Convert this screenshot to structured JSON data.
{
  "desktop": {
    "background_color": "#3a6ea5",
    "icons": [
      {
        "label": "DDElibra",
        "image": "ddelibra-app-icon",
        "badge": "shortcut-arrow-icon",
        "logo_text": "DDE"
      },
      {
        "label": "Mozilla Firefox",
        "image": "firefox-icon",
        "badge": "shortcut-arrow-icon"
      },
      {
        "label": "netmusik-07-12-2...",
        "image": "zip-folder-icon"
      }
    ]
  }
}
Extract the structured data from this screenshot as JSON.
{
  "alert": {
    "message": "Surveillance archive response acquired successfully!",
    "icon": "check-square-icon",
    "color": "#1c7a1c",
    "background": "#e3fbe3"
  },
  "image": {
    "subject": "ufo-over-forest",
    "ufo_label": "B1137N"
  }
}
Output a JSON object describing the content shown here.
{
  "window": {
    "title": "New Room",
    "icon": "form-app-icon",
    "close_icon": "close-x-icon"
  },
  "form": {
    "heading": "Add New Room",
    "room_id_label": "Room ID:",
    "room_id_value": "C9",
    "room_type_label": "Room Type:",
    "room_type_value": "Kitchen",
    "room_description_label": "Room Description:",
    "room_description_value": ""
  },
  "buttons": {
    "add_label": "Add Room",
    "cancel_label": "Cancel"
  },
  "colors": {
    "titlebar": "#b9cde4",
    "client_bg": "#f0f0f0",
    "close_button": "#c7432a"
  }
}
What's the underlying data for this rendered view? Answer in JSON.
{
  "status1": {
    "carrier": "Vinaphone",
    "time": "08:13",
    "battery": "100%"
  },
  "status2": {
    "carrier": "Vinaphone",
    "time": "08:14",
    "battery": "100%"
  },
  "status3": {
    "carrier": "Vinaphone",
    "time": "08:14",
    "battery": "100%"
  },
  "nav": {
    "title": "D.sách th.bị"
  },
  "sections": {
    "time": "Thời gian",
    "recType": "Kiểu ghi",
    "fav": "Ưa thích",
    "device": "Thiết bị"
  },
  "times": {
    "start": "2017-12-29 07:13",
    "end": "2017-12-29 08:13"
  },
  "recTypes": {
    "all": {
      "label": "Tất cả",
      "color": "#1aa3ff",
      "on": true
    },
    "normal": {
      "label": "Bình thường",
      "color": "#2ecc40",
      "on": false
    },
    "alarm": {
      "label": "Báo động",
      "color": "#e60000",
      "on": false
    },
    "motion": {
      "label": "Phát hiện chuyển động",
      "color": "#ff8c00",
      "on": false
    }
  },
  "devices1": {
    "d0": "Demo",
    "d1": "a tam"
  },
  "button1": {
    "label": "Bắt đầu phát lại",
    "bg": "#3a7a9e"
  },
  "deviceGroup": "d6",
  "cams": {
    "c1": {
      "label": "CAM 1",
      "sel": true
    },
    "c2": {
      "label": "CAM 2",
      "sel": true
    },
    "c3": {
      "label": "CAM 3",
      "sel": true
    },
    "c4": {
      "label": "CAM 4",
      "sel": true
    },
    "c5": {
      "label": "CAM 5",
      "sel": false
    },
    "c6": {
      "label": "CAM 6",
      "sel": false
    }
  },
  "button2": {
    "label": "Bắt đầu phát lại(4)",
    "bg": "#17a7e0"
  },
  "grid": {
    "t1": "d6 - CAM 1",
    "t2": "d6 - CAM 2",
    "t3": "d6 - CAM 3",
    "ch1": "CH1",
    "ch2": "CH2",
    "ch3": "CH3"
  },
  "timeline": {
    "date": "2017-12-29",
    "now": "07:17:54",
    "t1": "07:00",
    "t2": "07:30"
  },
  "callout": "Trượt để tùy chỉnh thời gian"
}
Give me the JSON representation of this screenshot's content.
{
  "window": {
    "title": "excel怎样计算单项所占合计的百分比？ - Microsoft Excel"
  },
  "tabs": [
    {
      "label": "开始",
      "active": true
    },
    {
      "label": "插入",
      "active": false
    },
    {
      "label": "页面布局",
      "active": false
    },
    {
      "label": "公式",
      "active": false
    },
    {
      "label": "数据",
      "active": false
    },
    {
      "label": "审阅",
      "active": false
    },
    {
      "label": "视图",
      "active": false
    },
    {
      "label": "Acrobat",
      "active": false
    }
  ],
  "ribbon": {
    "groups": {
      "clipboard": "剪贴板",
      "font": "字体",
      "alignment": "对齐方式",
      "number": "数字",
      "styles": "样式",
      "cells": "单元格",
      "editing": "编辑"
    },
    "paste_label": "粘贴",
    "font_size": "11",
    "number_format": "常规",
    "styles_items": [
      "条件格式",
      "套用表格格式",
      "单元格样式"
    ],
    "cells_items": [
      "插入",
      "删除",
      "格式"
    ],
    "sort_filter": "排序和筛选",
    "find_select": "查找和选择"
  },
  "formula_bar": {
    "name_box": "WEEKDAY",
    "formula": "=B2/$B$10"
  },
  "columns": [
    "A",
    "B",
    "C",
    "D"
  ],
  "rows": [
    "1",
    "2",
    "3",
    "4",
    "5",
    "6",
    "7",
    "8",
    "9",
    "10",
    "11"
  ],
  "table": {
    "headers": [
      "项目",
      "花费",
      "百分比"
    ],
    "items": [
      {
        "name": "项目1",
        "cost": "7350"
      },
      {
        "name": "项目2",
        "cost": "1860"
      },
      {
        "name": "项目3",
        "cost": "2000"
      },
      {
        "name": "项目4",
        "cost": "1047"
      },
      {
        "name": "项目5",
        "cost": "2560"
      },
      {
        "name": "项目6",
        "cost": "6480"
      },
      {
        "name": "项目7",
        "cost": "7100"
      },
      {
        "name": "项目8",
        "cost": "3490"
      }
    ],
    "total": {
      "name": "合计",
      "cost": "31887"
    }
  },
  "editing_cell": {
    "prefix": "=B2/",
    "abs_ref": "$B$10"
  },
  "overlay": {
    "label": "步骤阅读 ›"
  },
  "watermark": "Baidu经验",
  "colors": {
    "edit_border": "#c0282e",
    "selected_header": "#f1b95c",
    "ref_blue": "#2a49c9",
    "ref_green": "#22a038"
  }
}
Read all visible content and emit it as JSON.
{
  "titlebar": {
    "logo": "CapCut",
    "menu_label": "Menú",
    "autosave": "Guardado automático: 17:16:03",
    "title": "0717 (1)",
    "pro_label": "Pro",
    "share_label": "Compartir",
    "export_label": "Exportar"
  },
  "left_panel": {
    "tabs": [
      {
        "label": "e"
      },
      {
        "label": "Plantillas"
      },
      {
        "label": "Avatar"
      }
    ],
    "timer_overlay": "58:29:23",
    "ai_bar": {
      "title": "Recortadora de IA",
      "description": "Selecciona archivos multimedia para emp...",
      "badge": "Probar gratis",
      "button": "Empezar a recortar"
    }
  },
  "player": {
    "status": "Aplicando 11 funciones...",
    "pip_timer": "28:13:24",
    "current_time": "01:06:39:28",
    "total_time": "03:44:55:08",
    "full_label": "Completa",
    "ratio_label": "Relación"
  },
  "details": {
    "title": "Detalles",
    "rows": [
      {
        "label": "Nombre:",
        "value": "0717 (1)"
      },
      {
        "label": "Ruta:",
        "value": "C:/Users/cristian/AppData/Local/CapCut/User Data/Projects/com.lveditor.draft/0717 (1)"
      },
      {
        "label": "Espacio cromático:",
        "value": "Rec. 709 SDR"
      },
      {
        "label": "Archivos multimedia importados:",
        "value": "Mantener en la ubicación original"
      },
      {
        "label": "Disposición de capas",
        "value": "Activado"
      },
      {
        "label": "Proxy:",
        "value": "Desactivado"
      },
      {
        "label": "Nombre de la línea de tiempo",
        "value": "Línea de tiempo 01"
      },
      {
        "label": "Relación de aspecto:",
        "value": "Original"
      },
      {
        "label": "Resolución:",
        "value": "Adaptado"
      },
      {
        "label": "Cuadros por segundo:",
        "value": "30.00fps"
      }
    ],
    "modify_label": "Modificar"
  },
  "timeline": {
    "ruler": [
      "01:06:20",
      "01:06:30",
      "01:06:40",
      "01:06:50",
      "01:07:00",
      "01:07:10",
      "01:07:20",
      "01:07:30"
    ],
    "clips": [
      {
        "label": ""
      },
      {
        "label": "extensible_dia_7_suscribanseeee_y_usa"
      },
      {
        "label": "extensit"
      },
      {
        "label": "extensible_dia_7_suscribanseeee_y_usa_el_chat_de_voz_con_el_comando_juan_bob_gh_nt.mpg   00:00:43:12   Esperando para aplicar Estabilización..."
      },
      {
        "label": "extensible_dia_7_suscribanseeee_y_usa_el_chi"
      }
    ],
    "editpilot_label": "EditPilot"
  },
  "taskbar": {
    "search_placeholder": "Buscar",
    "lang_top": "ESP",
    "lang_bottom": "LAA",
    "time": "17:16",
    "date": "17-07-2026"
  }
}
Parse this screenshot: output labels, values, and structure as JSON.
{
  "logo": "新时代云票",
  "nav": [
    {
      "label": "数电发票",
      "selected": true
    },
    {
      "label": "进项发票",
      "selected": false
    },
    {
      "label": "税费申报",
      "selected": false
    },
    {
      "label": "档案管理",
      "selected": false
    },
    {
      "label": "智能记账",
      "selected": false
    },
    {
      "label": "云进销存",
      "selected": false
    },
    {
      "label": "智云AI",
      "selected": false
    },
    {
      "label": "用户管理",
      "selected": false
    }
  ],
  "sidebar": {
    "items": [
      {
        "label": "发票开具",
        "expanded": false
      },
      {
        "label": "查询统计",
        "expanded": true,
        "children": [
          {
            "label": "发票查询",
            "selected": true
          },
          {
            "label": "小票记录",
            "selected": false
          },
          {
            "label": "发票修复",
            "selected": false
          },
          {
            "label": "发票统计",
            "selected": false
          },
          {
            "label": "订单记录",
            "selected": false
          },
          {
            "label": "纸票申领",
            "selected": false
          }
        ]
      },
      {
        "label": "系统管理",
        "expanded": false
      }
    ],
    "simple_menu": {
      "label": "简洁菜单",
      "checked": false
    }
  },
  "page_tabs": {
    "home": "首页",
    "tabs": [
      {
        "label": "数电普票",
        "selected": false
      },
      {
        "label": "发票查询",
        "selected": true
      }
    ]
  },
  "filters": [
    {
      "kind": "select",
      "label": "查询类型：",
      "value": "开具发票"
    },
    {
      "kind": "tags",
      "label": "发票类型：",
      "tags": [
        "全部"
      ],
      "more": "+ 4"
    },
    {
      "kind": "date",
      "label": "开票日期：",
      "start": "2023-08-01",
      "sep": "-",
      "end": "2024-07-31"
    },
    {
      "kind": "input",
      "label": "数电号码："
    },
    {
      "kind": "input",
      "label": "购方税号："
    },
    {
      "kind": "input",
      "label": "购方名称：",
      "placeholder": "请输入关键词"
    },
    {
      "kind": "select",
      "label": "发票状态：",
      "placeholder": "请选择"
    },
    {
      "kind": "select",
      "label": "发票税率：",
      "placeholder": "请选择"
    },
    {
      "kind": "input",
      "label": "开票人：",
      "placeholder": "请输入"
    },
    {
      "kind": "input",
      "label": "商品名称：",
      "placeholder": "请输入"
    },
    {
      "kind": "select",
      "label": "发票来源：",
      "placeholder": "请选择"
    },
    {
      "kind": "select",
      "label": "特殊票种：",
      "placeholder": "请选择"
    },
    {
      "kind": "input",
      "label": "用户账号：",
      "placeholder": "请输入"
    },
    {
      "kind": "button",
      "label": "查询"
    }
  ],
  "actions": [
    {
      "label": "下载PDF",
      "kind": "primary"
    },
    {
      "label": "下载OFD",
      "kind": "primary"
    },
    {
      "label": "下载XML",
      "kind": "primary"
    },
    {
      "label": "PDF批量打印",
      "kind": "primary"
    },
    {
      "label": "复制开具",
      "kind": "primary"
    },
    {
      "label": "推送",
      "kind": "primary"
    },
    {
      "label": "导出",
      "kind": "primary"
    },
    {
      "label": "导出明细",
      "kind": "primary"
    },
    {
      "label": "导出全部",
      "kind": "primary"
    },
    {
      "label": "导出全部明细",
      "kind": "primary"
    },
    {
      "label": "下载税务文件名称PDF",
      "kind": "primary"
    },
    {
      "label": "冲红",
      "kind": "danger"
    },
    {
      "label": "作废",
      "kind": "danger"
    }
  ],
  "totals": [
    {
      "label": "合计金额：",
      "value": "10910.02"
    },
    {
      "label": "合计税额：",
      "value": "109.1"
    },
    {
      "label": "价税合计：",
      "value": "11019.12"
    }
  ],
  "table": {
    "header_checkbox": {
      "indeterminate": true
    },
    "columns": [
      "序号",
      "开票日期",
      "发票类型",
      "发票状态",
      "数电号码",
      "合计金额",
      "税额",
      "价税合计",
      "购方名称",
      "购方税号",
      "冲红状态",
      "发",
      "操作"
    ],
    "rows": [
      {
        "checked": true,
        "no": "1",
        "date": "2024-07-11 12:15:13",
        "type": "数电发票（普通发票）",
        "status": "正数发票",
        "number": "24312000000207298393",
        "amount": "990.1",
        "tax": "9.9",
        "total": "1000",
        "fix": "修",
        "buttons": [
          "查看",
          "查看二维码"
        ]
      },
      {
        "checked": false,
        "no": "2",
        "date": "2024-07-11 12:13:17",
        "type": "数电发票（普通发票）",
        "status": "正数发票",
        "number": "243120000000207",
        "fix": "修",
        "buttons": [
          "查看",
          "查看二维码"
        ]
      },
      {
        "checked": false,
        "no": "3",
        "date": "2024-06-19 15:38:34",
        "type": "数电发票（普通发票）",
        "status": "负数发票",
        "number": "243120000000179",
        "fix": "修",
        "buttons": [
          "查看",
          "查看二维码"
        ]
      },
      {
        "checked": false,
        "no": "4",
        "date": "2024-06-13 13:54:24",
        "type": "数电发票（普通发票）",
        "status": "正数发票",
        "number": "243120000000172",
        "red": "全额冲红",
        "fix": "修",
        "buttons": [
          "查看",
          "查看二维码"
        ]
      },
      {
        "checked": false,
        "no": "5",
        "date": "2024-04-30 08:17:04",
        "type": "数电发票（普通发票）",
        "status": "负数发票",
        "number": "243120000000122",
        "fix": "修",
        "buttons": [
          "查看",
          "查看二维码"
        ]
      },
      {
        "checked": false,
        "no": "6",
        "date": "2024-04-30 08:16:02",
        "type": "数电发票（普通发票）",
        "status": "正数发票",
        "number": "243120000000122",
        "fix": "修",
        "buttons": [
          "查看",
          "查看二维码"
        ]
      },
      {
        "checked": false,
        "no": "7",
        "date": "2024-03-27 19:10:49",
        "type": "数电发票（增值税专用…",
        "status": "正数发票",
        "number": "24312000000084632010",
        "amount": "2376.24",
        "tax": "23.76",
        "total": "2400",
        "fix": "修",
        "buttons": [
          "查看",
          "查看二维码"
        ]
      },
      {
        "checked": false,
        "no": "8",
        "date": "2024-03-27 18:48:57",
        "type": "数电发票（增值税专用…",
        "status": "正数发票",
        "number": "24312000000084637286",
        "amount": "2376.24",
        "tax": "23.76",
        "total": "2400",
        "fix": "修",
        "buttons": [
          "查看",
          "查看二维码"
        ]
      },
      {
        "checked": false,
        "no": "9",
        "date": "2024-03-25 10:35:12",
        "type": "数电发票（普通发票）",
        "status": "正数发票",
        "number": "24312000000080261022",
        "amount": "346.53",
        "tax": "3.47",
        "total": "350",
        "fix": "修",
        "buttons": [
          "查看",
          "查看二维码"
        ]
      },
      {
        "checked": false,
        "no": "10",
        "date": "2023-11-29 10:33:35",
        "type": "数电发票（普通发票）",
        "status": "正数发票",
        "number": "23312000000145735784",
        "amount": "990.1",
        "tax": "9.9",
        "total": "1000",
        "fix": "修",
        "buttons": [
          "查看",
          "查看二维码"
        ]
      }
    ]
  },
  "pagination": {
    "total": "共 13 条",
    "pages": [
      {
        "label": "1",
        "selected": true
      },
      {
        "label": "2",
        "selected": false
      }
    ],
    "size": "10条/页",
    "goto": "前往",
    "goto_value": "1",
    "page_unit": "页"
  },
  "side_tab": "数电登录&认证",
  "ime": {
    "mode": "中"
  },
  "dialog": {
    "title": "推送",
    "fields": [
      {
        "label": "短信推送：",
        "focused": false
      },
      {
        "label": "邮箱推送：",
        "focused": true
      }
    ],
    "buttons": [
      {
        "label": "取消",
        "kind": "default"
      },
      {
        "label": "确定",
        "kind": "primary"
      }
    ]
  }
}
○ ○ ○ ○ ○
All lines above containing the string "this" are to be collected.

Convert this screenshot to structured JSON data.
Extract the structured data from this screenshot as JSON.
What's the underlying data for this rendered view? Answer in JSON.
Give me the JSON representation of this screenshot's content.
Parse this screenshot: output labels, values, and structure as JSON.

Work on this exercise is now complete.